Alan Birch, 37, died of oral cancer – and a dentist has now warned that many others could face a tragic diagnosis.
Alan had 90 percent of his tongue removed when he was diagnosed with cancer in 2018.
The shock diagnosis came despite the fact that Alan was neither a smoker nor a drinker and led an independent, healthy, and active life as a self-employed plasterer, reported The echo.
Alan and his partner Debbie McDonough were married in February of that year. Alan died in April.
A warning has now been issued that others need to know what happened.
Debbie said, “Usually the cancer he has is curable, but he got it in a very aggressive form. Every time they had an operation it got worse.”
Father of seven, Alan Birch, pictured with partner Debbie (Image: Liverpool Echo)
Oral cancer claims more lives than cervical cancer and testicular cancer combined. 8,722 new cases were reported in the UK last year. This is a 58% increase over a decade and a 97% increase since 2000.
Many cases are intercepted by dentists who are now routinely checking for signs of oral cancer during checkups.
Alan Birch and Debbie McDonough on their wedding day in February (Image: Joe Hague Photography)
However, according to the British Dental Association, 19 million treatments have been missed due to a lockdown.
Dr. Catherine Tannahill, Dentist and Director of Clinical Dentistry at Portman Dental Care, said, “As dentists, we see firsthand the effects this disease can have and so we want to make sure people know what the signs and symptoms are, what to do when they identify a problem and what steps they can take to reduce the risk of oral cancer.

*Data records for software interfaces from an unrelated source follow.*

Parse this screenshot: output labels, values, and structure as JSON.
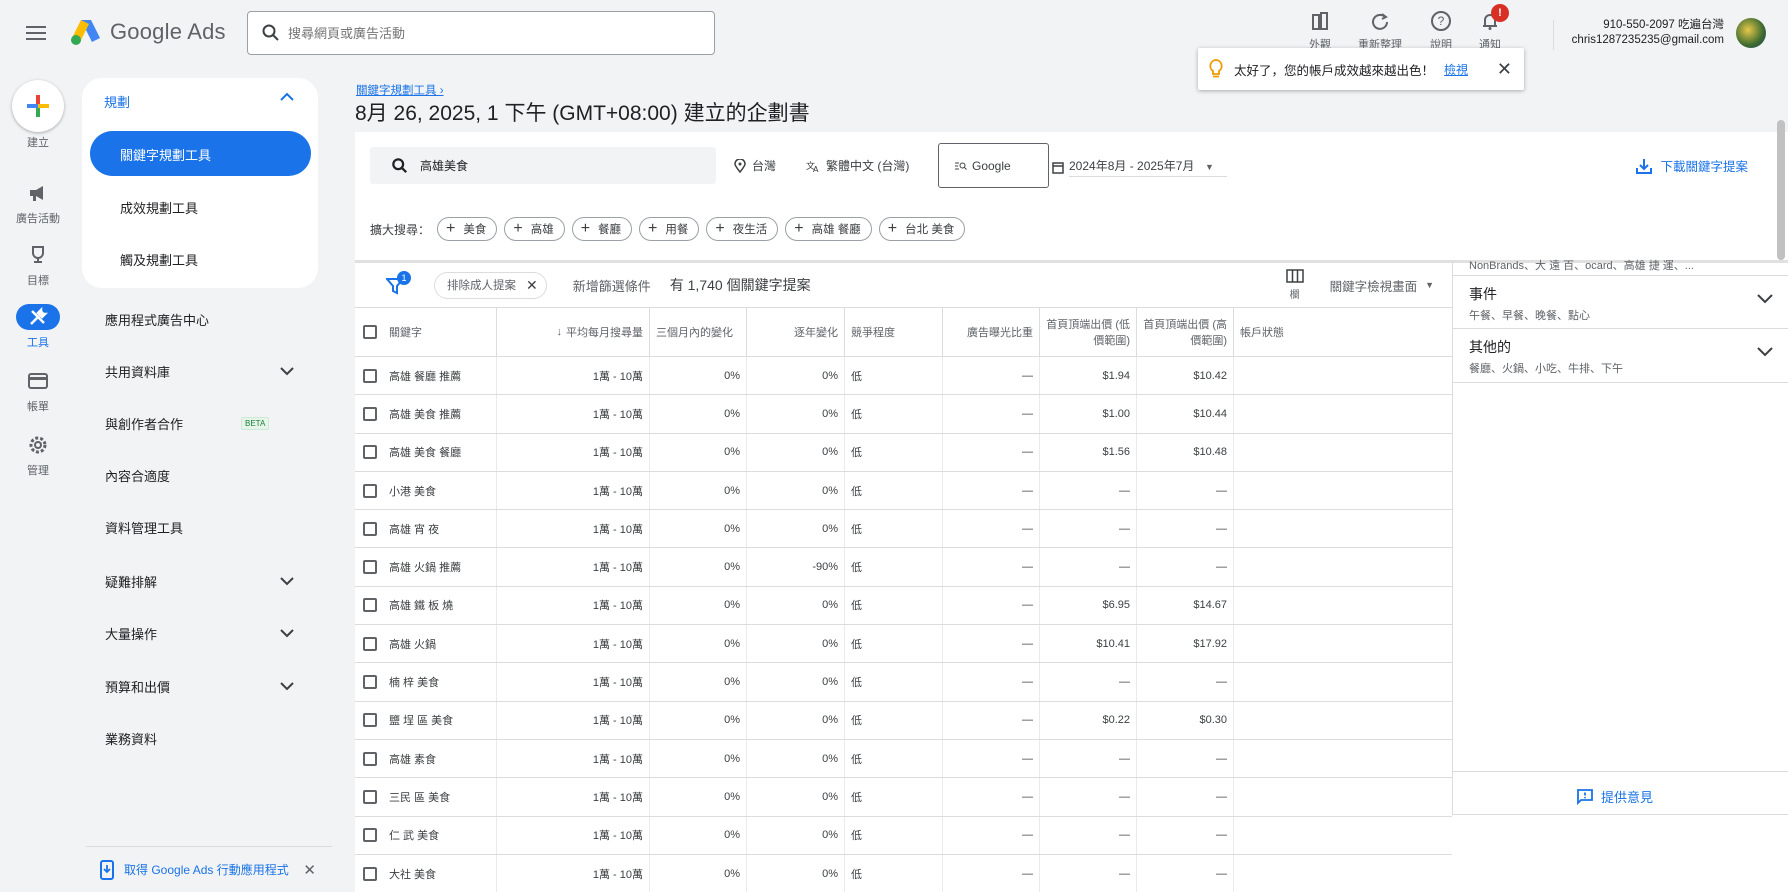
{
  "header": {
    "logo_text": "Google Ads",
    "search_placeholder": "搜尋網頁或廣告活動",
    "tools": [
      {
        "icon": "appearance-icon",
        "label": "外觀"
      },
      {
        "icon": "refresh-icon",
        "label": "重新整理"
      },
      {
        "icon": "help-icon",
        "label": "說明"
      },
      {
        "icon": "bell-icon",
        "label": "通知",
        "badge": "!"
      }
    ],
    "account_line1": "910-550-2097 吃遍台灣",
    "account_line2": "chris1287235235@gmail.com"
  },
  "rail": {
    "create_label": "建立",
    "items": [
      {
        "icon": "megaphone-icon",
        "label": "廣告活動"
      },
      {
        "icon": "trophy-icon",
        "label": "目標"
      },
      {
        "icon": "tools-icon",
        "label": "工具",
        "active": true
      },
      {
        "icon": "billing-icon",
        "label": "帳單"
      },
      {
        "icon": "gear-icon",
        "label": "管理"
      }
    ]
  },
  "nav": {
    "section": "規劃",
    "selected": "關鍵字規劃工具",
    "subitems": [
      "成效規劃工具",
      "觸及規劃工具"
    ],
    "items": [
      {
        "label": "應用程式廣告中心",
        "expandable": false
      },
      {
        "label": "共用資料庫",
        "expandable": true
      },
      {
        "label": "與創作者合作",
        "expandable": false,
        "badge": "BETA"
      },
      {
        "label": "內容合適度",
        "expandable": false
      },
      {
        "label": "資料管理工具",
        "expandable": false
      },
      {
        "label": "疑難排解",
        "expandable": true
      },
      {
        "label": "大量操作",
        "expandable": true
      },
      {
        "label": "預算和出價",
        "expandable": true
      },
      {
        "label": "業務資料",
        "expandable": false
      }
    ],
    "app_promo": "取得 Google Ads 行動應用程式"
  },
  "breadcrumb": "關鍵字規劃工具",
  "page_title": "8月 26, 2025, 1 下午 (GMT+08:00) 建立的企劃書",
  "toast": {
    "message": "太好了，您的帳戶成效越來越出色！",
    "link": "檢視"
  },
  "controls": {
    "keyword": "高雄美食",
    "location": "台灣",
    "language": "繁體中文 (台灣)",
    "network": "Google",
    "date_range": "2024年8月 - 2025年7月",
    "download": "下載關鍵字提案"
  },
  "expand": {
    "label": "擴大搜尋：",
    "chips": [
      "美食",
      "高雄",
      "餐廳",
      "用餐",
      "夜生活",
      "高雄 餐廳",
      "台北 美食"
    ]
  },
  "filters": {
    "filter_count": "1",
    "chip": "排除成人提案",
    "add_filter": "新增篩選條件",
    "result_count": "有 1,740 個關鍵字提案",
    "columns_label": "欄",
    "view_label": "關鍵字檢視畫面"
  },
  "table": {
    "headers": [
      "關鍵字",
      "平均每月搜尋量",
      "三個月內的變化",
      "逐年變化",
      "競爭程度",
      "廣告曝光比重",
      "首頁頂端出價 (低價範圍)",
      "首頁頂端出價 (高價範圍)",
      "帳戶狀態"
    ],
    "rows": [
      [
        "高雄 餐廳 推薦",
        "1萬 - 10萬",
        "0%",
        "0%",
        "低",
        "—",
        "$1.94",
        "$10.42"
      ],
      [
        "高雄 美食 推薦",
        "1萬 - 10萬",
        "0%",
        "0%",
        "低",
        "—",
        "$1.00",
        "$10.44"
      ],
      [
        "高雄 美食 餐廳",
        "1萬 - 10萬",
        "0%",
        "0%",
        "低",
        "—",
        "$1.56",
        "$10.48"
      ],
      [
        "小港 美食",
        "1萬 - 10萬",
        "0%",
        "0%",
        "低",
        "—",
        "—",
        "—"
      ],
      [
        "高雄 宵 夜",
        "1萬 - 10萬",
        "0%",
        "0%",
        "低",
        "—",
        "—",
        "—"
      ],
      [
        "高雄 火鍋 推薦",
        "1萬 - 10萬",
        "0%",
        "-90%",
        "低",
        "—",
        "—",
        "—"
      ],
      [
        "高雄 鐵 板 燒",
        "1萬 - 10萬",
        "0%",
        "0%",
        "低",
        "—",
        "$6.95",
        "$14.67"
      ],
      [
        "高雄 火鍋",
        "1萬 - 10萬",
        "0%",
        "0%",
        "低",
        "—",
        "$10.41",
        "$17.92"
      ],
      [
        "楠 梓 美食",
        "1萬 - 10萬",
        "0%",
        "0%",
        "低",
        "—",
        "—",
        "—"
      ],
      [
        "鹽 埕 區 美食",
        "1萬 - 10萬",
        "0%",
        "0%",
        "低",
        "—",
        "$0.22",
        "$0.30"
      ],
      [
        "高雄 素食",
        "1萬 - 10萬",
        "0%",
        "0%",
        "低",
        "—",
        "—",
        "—"
      ],
      [
        "三民 區 美食",
        "1萬 - 10萬",
        "0%",
        "0%",
        "低",
        "—",
        "—",
        "—"
      ],
      [
        "仁 武 美食",
        "1萬 - 10萬",
        "0%",
        "0%",
        "低",
        "—",
        "—",
        "—"
      ],
      [
        "大社 美食",
        "1萬 - 10萬",
        "0%",
        "0%",
        "低",
        "—",
        "—",
        "—"
      ]
    ]
  },
  "side_panel": {
    "partial_text": "NonBrands、大 遠 百、ocard、高雄 捷 運、...",
    "sections": [
      {
        "title": "事件",
        "subtitle": "午餐、早餐、晚餐、點心"
      },
      {
        "title": "其他的",
        "subtitle": "餐廳、火鍋、小吃、牛排、下午"
      }
    ],
    "feedback": "提供意見"
  },
  "colors": {
    "accent": "#1a73e8",
    "badge": "#d93025"
  }
}
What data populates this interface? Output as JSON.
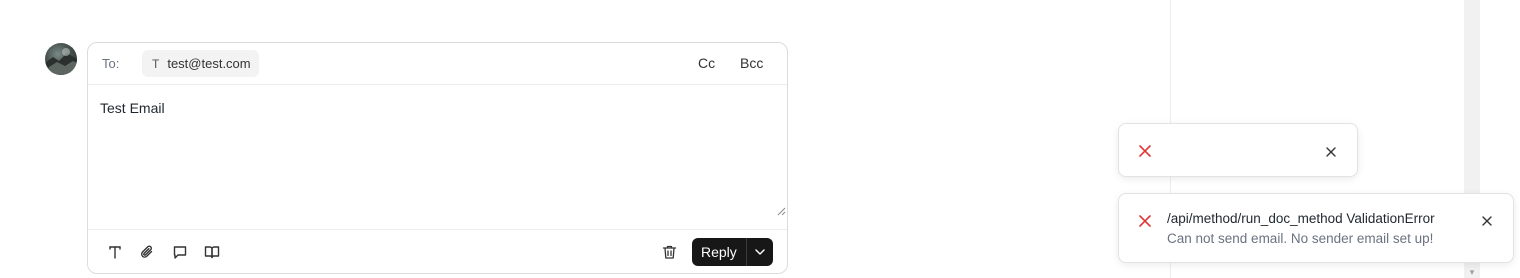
{
  "composer": {
    "to_label": "To:",
    "recipients": [
      {
        "initial": "T",
        "email": "test@test.com"
      }
    ],
    "cc_label": "Cc",
    "bcc_label": "Bcc",
    "body_text": "Test Email",
    "toolbar_icons": [
      "text-format-icon",
      "attachment-icon",
      "comment-icon",
      "template-icon"
    ],
    "reply_label": "Reply"
  },
  "toasts": [
    {
      "type": "error",
      "title": "",
      "message": ""
    },
    {
      "type": "error",
      "title": "/api/method/run_doc_method ValidationError",
      "message": "Can not send email. No sender email set up!"
    }
  ],
  "colors": {
    "error": "#e03636",
    "reply_button_bg": "#171717",
    "border": "#dcdcdc"
  }
}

“This is more important now than ever as thousands of diagnoses may have been missed this year as dental offices closed when they first closed and appointments have been lagging since then.
“While this may sound alarming, early detection of oral cancer results in a 90% survival rate, so it’s imperative that people keep seeing their dentist regularly.
Alan Birch led a healthy, active lifestyle before he was diagnosed with the fatal disease (Image: Liverpool Echo)
“Dentists play a crucial role in detecting oral cancer because they always look for the classic signs of the disease at each routine appointment. As a dentist, it was important through our research to find out how many people were unaware of it.
“The most common signs of oral cancer are mouth ulcers that don’t heal within three weeks, unusual lumps or swelling in the mouth, head, or neck, and red and white spots in the mouth. Oral cancer can appear in the tonsils and on the roof or bottom of the mouth and in the tongue, so it is important for people to thoroughly check all areas of their mouth.
“There are also some simple lifestyle changes people can make to reduce their risk of oral cancer. These include maintaining a healthy diet, reducing alcohol consumption, quitting smoking, using sun protection on lips, and of course, visiting at the dentist regularly.
“We strongly encourage people to act quickly if they discover something out of the ordinary, as this will greatly increase their chance of fighting the disease. If you have any concerns, seek medical advice as soon as possible.
“Unfortunately, 2,704 people die from oral cancer every year, but with awareness and knowledge and regular dental visits we can all help to reduce that number.”
More information and advice on oral cancer can be found here Here.